* [What is required] Write each line below back out exactly, omitting its pictures.

* [Data under study]
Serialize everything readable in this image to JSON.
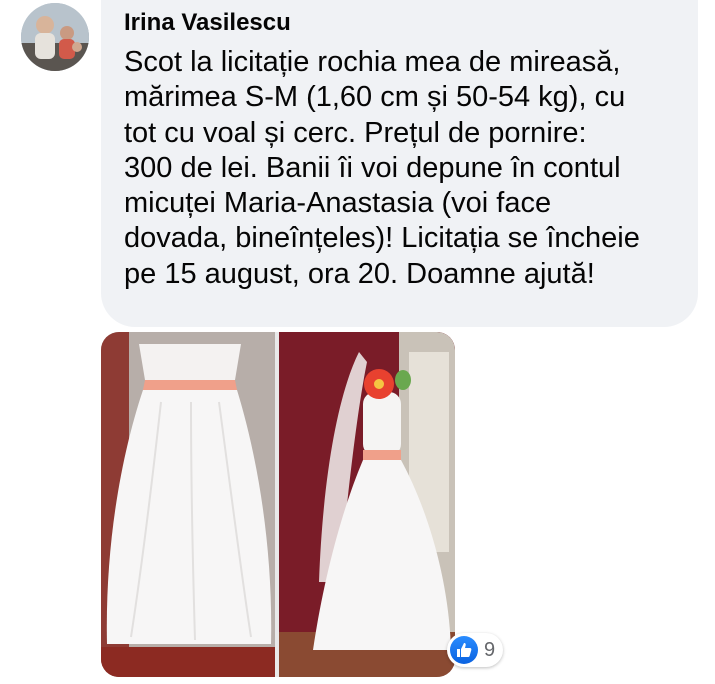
{
  "comment": {
    "author": "Irina Vasilescu",
    "lines": [
      "Scot la licitație rochia mea de mireasă,",
      "mărimea S-M (1,60 cm și 50-54 kg), cu",
      "tot cu voal și cerc. Prețul de pornire:",
      "300 de lei. Banii îi voi depune în contul",
      "micuței Maria-Anastasia (voi face",
      "dovada, bineînțeles)! Licitația se încheie",
      "pe 15 august, ora 20. Doamne ajută!"
    ]
  },
  "reactions": {
    "icon": "thumbs-up-icon",
    "count": "9",
    "color": "#1877f2"
  },
  "colors": {
    "bubble": "#f0f2f5",
    "text": "#050505",
    "sash": "#f0a08a"
  }
}
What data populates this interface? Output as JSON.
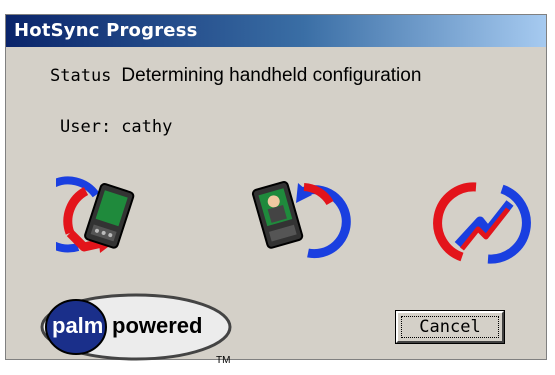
{
  "window": {
    "title": "HotSync Progress"
  },
  "status": {
    "label": "Status",
    "text": "Determining handheld configuration"
  },
  "user": {
    "label": "User:",
    "name": "cathy"
  },
  "icons": [
    "sync-arrows-handheld-icon",
    "sync-arrows-user-handheld-icon",
    "sync-connection-icon"
  ],
  "logo": {
    "brand": "palm",
    "text": "powered",
    "mark": "TM"
  },
  "buttons": {
    "cancel": "Cancel"
  },
  "colors": {
    "title_bar_start": "#0a246a",
    "title_bar_end": "#a6caf0",
    "dialog_bg": "#d4d0c8",
    "sync_red": "#e3141b",
    "sync_blue": "#1a3fe0",
    "handheld_green": "#1f8a3c"
  }
}
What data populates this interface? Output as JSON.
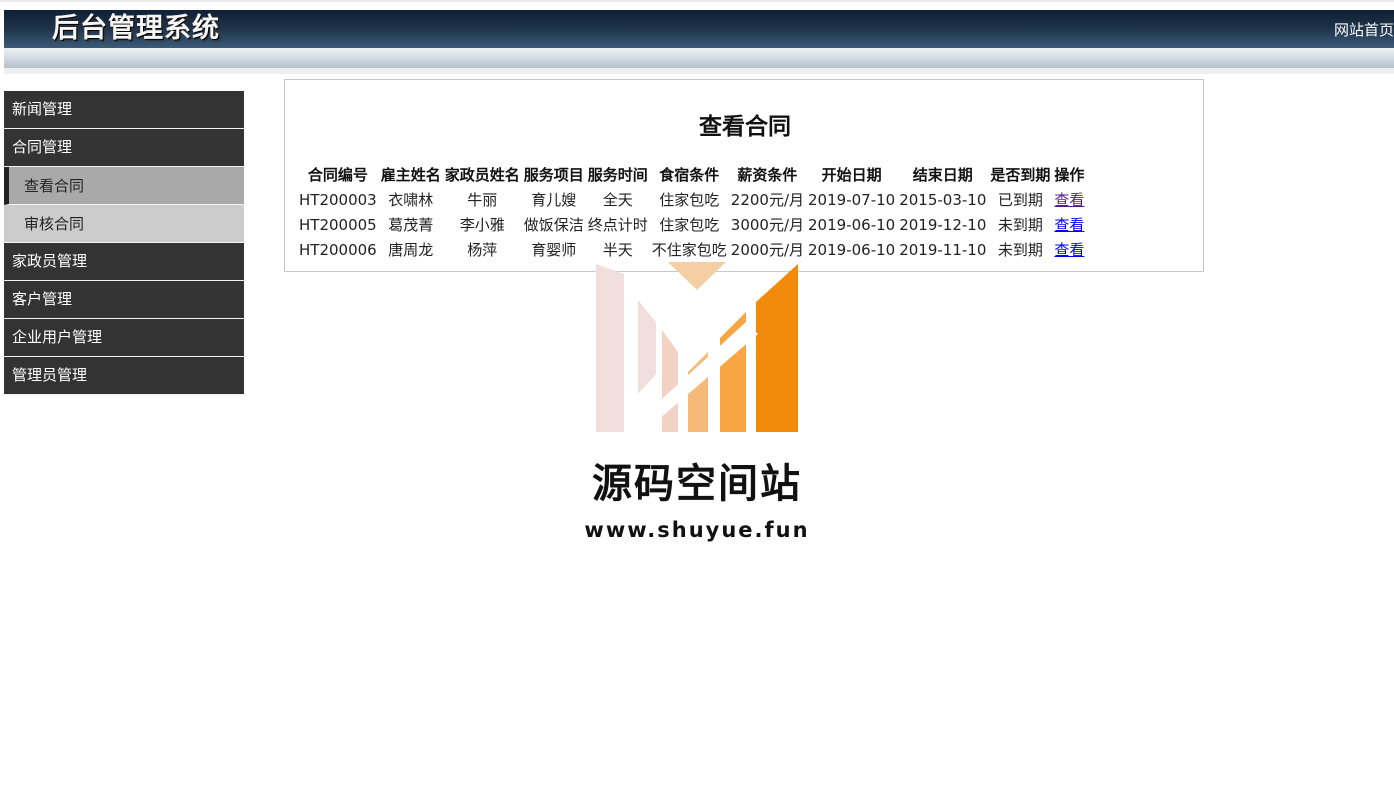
{
  "header": {
    "title": "后台管理系统",
    "home_link": "网站首页"
  },
  "sidebar": {
    "groups": [
      {
        "label": "新闻管理"
      },
      {
        "label": "合同管理",
        "children": [
          {
            "label": "查看合同",
            "active": true
          },
          {
            "label": "审核合同",
            "active": false
          }
        ]
      },
      {
        "label": "家政员管理"
      },
      {
        "label": "客户管理"
      },
      {
        "label": "企业用户管理"
      },
      {
        "label": "管理员管理"
      }
    ]
  },
  "main": {
    "heading": "查看合同",
    "table": {
      "columns": [
        "合同编号",
        "雇主姓名",
        "家政员姓名",
        "服务项目",
        "服务时间",
        "食宿条件",
        "薪资条件",
        "开始日期",
        "结束日期",
        "是否到期",
        "操作"
      ],
      "rows": [
        [
          "HT200003",
          "衣啸林",
          "牛丽",
          "育儿嫂",
          "全天",
          "住家包吃",
          "2200元/月",
          "2019-07-10",
          "2015-03-10",
          "已到期",
          "查看"
        ],
        [
          "HT200005",
          "葛茂菁",
          "李小雅",
          "做饭保洁",
          "终点计时",
          "住家包吃",
          "3000元/月",
          "2019-06-10",
          "2019-12-10",
          "未到期",
          "查看"
        ],
        [
          "HT200006",
          "唐周龙",
          "杨萍",
          "育婴师",
          "半天",
          "不住家包吃",
          "2000元/月",
          "2019-06-10",
          "2019-11-10",
          "未到期",
          "查看"
        ]
      ]
    }
  },
  "watermark": {
    "name": "源码空间站",
    "url": "www.shuyue.fun"
  },
  "colors": {
    "header_dark": "#1d3147",
    "sidebar_bg": "#333333",
    "sub_active_bg": "#a9a9a9",
    "sub_bg": "#cccccc",
    "link": "#0000ee",
    "link_visited": "#551a8b",
    "logo_orange": "#f28a0c"
  }
}
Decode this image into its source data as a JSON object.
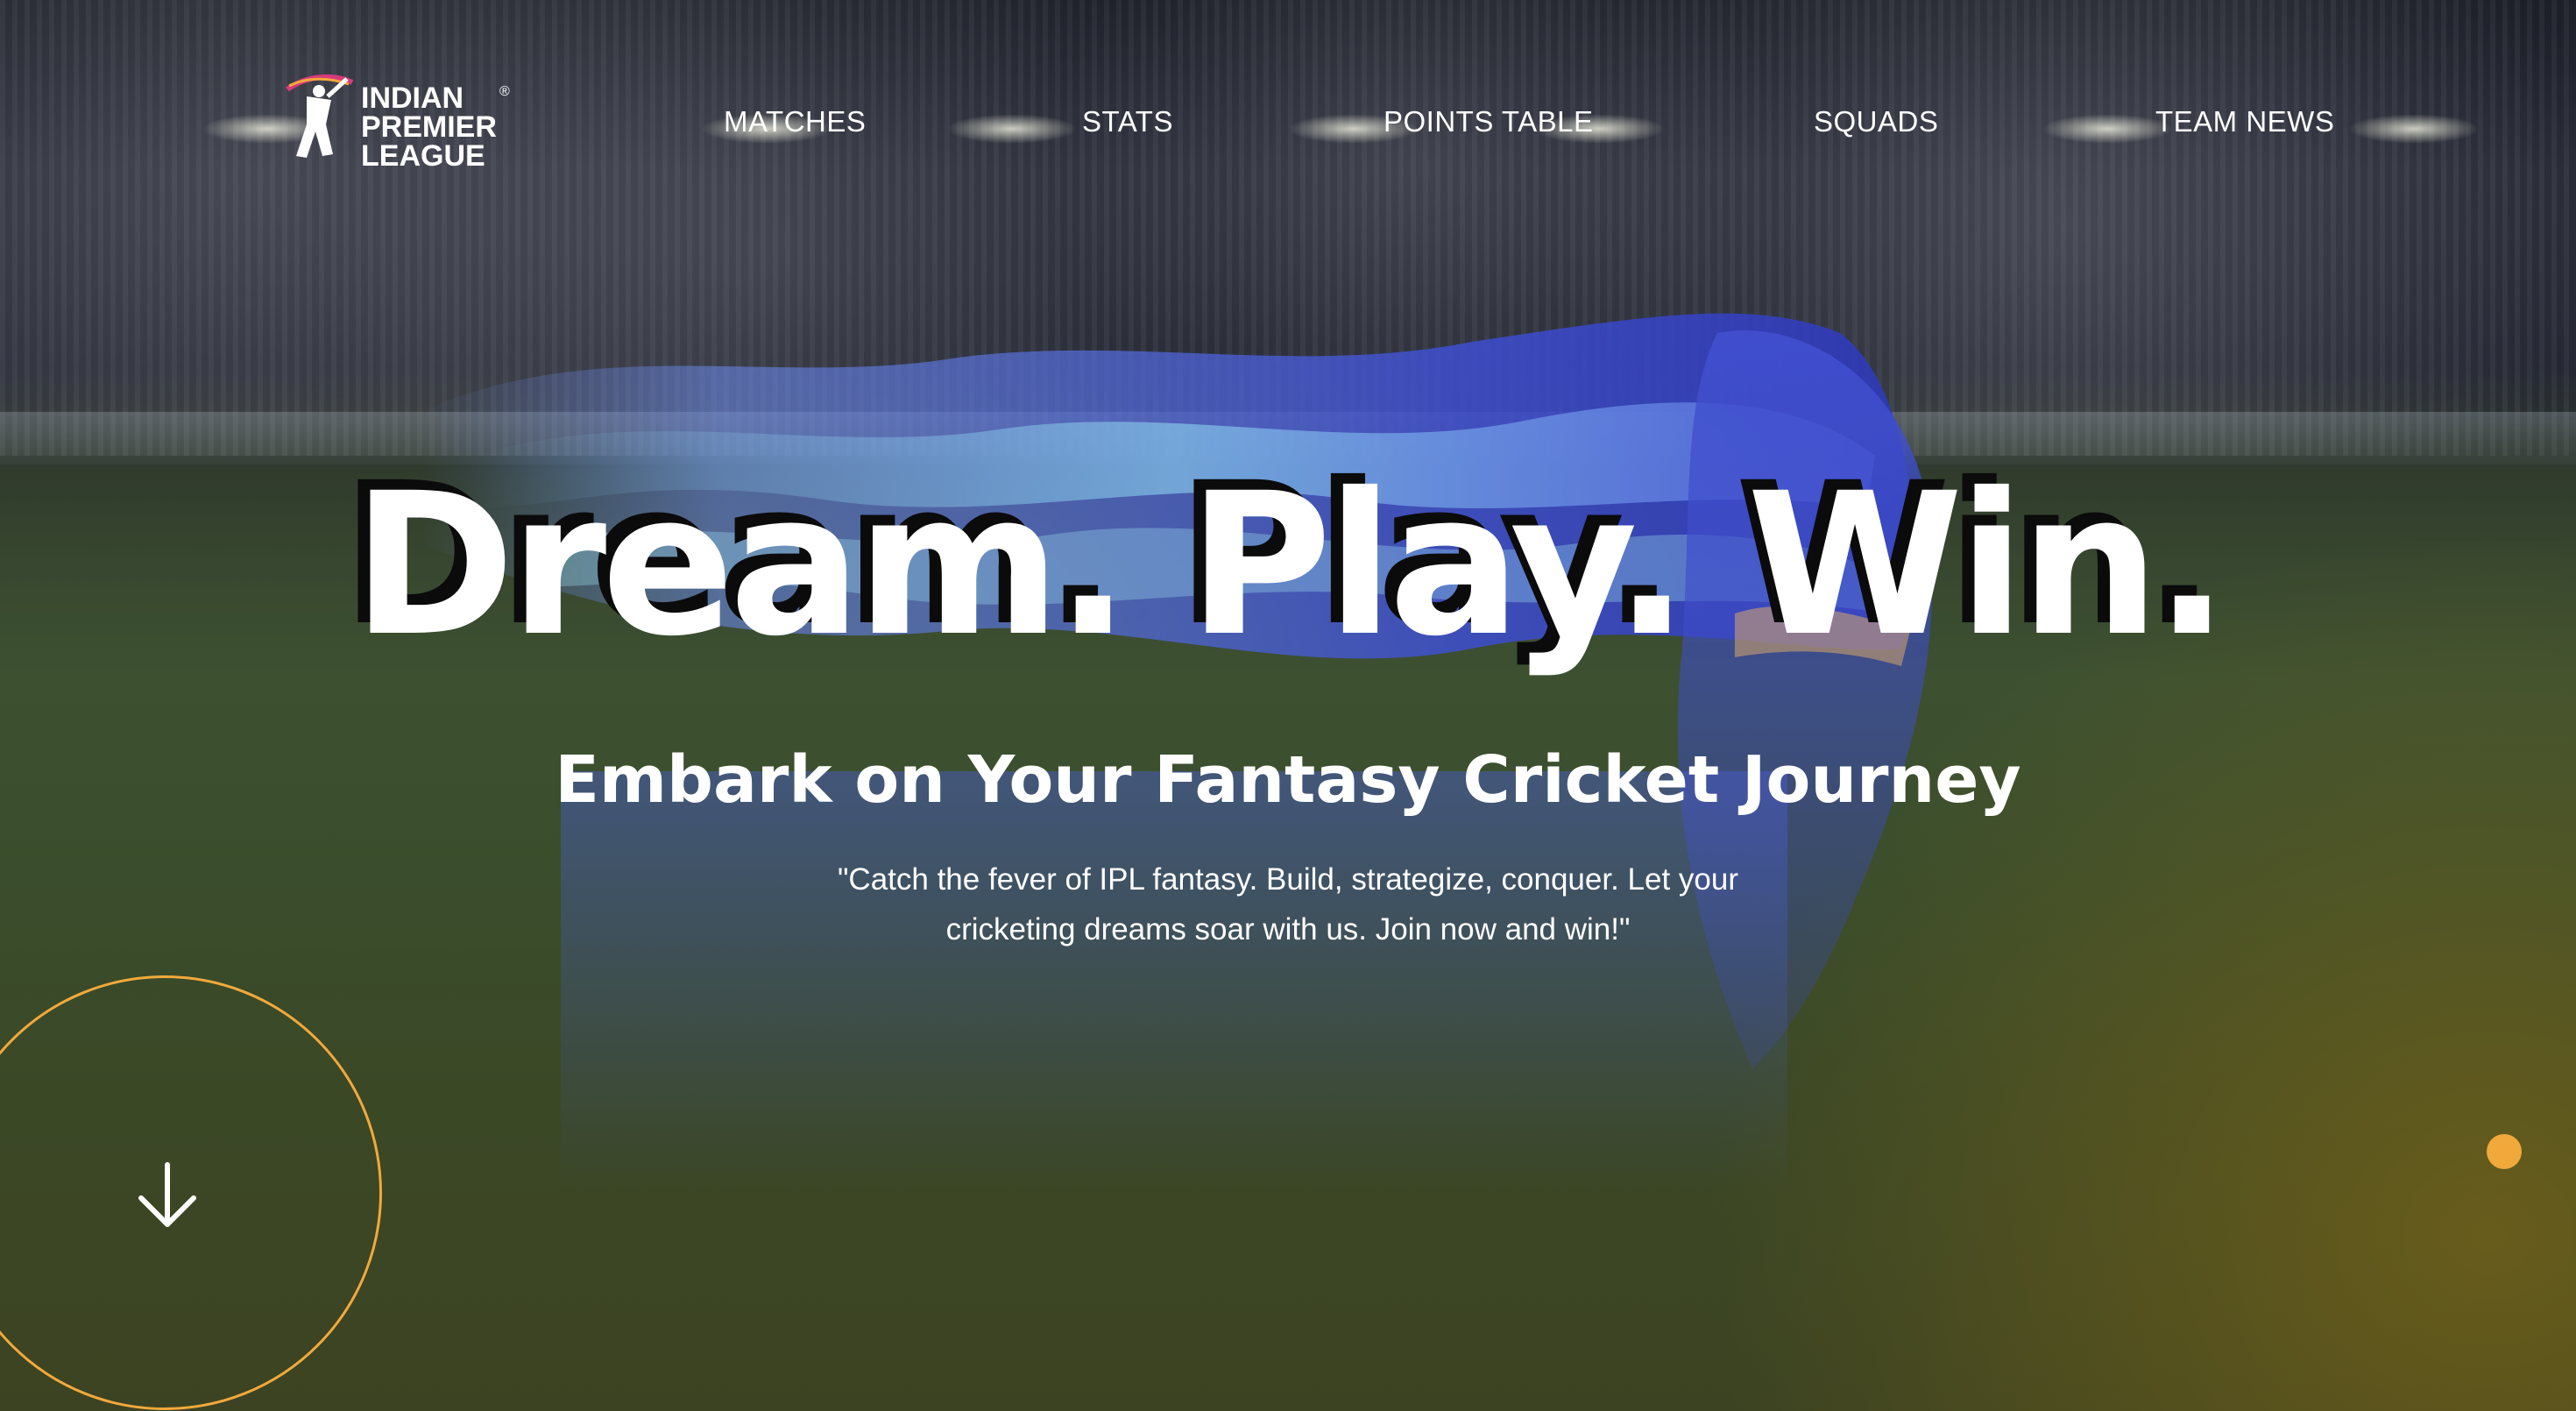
{
  "brand": {
    "logo_lines": [
      "INDIAN",
      "PREMIER",
      "LEAGUE"
    ],
    "registered_mark": "®"
  },
  "nav": {
    "items": [
      {
        "label": "MATCHES"
      },
      {
        "label": "STATS"
      },
      {
        "label": "POINTS TABLE"
      },
      {
        "label": "SQUADS"
      },
      {
        "label": "TEAM NEWS"
      }
    ]
  },
  "hero": {
    "headline": "Dream. Play. Win.",
    "subheadline": "Embark on Your Fantasy Cricket Journey",
    "tagline_line1": "\"Catch the fever of IPL fantasy. Build, strategize, conquer. Let your",
    "tagline_line2": "cricketing dreams soar with us. Join now and win!\""
  },
  "controls": {
    "scroll_icon": "arrow-down-icon"
  },
  "colors": {
    "accent": "#f2a93b",
    "text": "#ffffff",
    "streak_blue": "#4b5fd6",
    "field_green": "#3d5131"
  }
}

* [Result below]
Serialize everything readable in this image to JSON.
{
  "comment": {
    "author": "Irina Vasilescu",
    "lines": [
      "Scot la licitație rochia mea de mireasă,",
      "mărimea S-M (1,60 cm și 50-54 kg), cu",
      "tot cu voal și cerc. Prețul de pornire:",
      "300 de lei. Banii îi voi depune în contul",
      "micuței Maria-Anastasia (voi face",
      "dovada, bineînțeles)! Licitația se încheie",
      "pe 15 august, ora 20. Doamne ajută!"
    ]
  },
  "reactions": {
    "icon": "thumbs-up-icon",
    "count": "9",
    "color": "#1877f2"
  },
  "colors": {
    "bubble": "#f0f2f5",
    "text": "#050505",
    "sash": "#f0a08a"
  }
}
What data populates this interface? Output as JSON.
{
  "window": {
    "title": "HotSync Progress"
  },
  "status": {
    "label": "Status",
    "text": "Determining handheld configuration"
  },
  "user": {
    "label": "User:",
    "name": "cathy"
  },
  "icons": [
    "sync-arrows-handheld-icon",
    "sync-arrows-user-handheld-icon",
    "sync-connection-icon"
  ],
  "logo": {
    "brand": "palm",
    "text": "powered",
    "mark": "TM"
  },
  "buttons": {
    "cancel": "Cancel"
  },
  "colors": {
    "title_bar_start": "#0a246a",
    "title_bar_end": "#a6caf0",
    "dialog_bg": "#d4d0c8",
    "sync_red": "#e3141b",
    "sync_blue": "#1a3fe0",
    "handheld_green": "#1f8a3c"
  }
}
What data populates this interface? Output as JSON.
{
  "header": {
    "title": "后台管理系统",
    "home_link": "网站首页"
  },
  "sidebar": {
    "groups": [
      {
        "label": "新闻管理"
      },
      {
        "label": "合同管理",
        "children": [
          {
            "label": "查看合同",
            "active": true
          },
          {
            "label": "审核合同",
            "active": false
          }
        ]
      },
      {
        "label": "家政员管理"
      },
      {
        "label": "客户管理"
      },
      {
        "label": "企业用户管理"
      },
      {
        "label": "管理员管理"
      }
    ]
  },
  "main": {
    "heading": "查看合同",
    "table": {
      "columns": [
        "合同编号",
        "雇主姓名",
        "家政员姓名",
        "服务项目",
        "服务时间",
        "食宿条件",
        "薪资条件",
        "开始日期",
        "结束日期",
        "是否到期",
        "操作"
      ],
      "rows": [
        [
          "HT200003",
          "衣啸林",
          "牛丽",
          "育儿嫂",
          "全天",
          "住家包吃",
          "2200元/月",
          "2019-07-10",
          "2015-03-10",
          "已到期",
          "查看"
        ],
        [
          "HT200005",
          "葛茂菁",
          "李小雅",
          "做饭保洁",
          "终点计时",
          "住家包吃",
          "3000元/月",
          "2019-06-10",
          "2019-12-10",
          "未到期",
          "查看"
        ],
        [
          "HT200006",
          "唐周龙",
          "杨萍",
          "育婴师",
          "半天",
          "不住家包吃",
          "2000元/月",
          "2019-06-10",
          "2019-11-10",
          "未到期",
          "查看"
        ]
      ]
    }
  },
  "watermark": {
    "name": "源码空间站",
    "url": "www.shuyue.fun"
  },
  "colors": {
    "header_dark": "#1d3147",
    "sidebar_bg": "#333333",
    "sub_active_bg": "#a9a9a9",
    "sub_bg": "#cccccc",
    "link": "#0000ee",
    "link_visited": "#551a8b",
    "logo_orange": "#f28a0c"
  }
}
Decode this image into its source data as a JSON object.
{
  "brand": {
    "logo_lines": [
      "INDIAN",
      "PREMIER",
      "LEAGUE"
    ],
    "registered_mark": "®"
  },
  "nav": {
    "items": [
      {
        "label": "MATCHES"
      },
      {
        "label": "STATS"
      },
      {
        "label": "POINTS TABLE"
      },
      {
        "label": "SQUADS"
      },
      {
        "label": "TEAM NEWS"
      }
    ]
  },
  "hero": {
    "headline": "Dream. Play. Win.",
    "subheadline": "Embark on Your Fantasy Cricket Journey",
    "tagline_line1": "\"Catch the fever of IPL fantasy. Build, strategize, conquer. Let your",
    "tagline_line2": "cricketing dreams soar with us. Join now and win!\""
  },
  "controls": {
    "scroll_icon": "arrow-down-icon"
  },
  "colors": {
    "accent": "#f2a93b",
    "text": "#ffffff",
    "streak_blue": "#4b5fd6",
    "field_green": "#3d5131"
  }
}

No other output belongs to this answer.